*** PROVIDED ENTRIES ***
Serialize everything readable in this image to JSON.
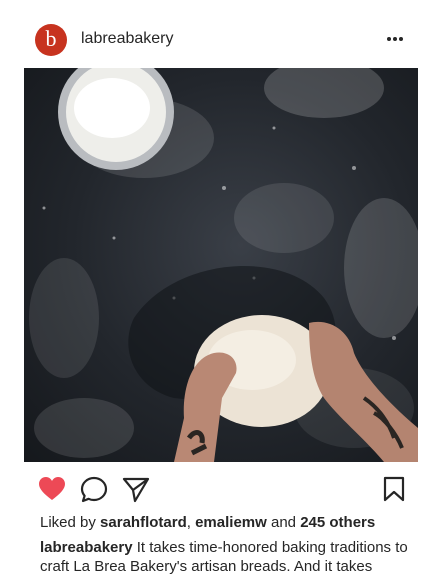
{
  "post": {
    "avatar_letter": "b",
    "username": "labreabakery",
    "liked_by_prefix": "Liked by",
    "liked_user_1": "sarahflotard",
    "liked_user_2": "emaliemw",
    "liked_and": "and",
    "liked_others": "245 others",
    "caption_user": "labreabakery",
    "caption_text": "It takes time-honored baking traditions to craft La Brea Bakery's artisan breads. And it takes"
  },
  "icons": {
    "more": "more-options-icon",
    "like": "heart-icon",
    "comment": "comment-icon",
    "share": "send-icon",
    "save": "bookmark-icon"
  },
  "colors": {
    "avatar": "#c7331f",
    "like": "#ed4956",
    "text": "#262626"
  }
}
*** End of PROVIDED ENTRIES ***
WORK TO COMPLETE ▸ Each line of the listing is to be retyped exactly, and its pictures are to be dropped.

EXERCISE SOLUTION ▸
Serialize everything readable in this image to JSON.
{
  "post": {
    "avatar_letter": "b",
    "username": "labreabakery",
    "liked_by_prefix": "Liked by",
    "liked_user_1": "sarahflotard",
    "liked_user_2": "emaliemw",
    "liked_and": "and",
    "liked_others": "245 others",
    "caption_user": "labreabakery",
    "caption_text": "It takes time-honored baking traditions to craft La Brea Bakery's artisan breads. And it takes"
  },
  "icons": {
    "more": "more-options-icon",
    "like": "heart-icon",
    "comment": "comment-icon",
    "share": "send-icon",
    "save": "bookmark-icon"
  },
  "colors": {
    "avatar": "#c7331f",
    "like": "#ed4956",
    "text": "#262626"
  }
}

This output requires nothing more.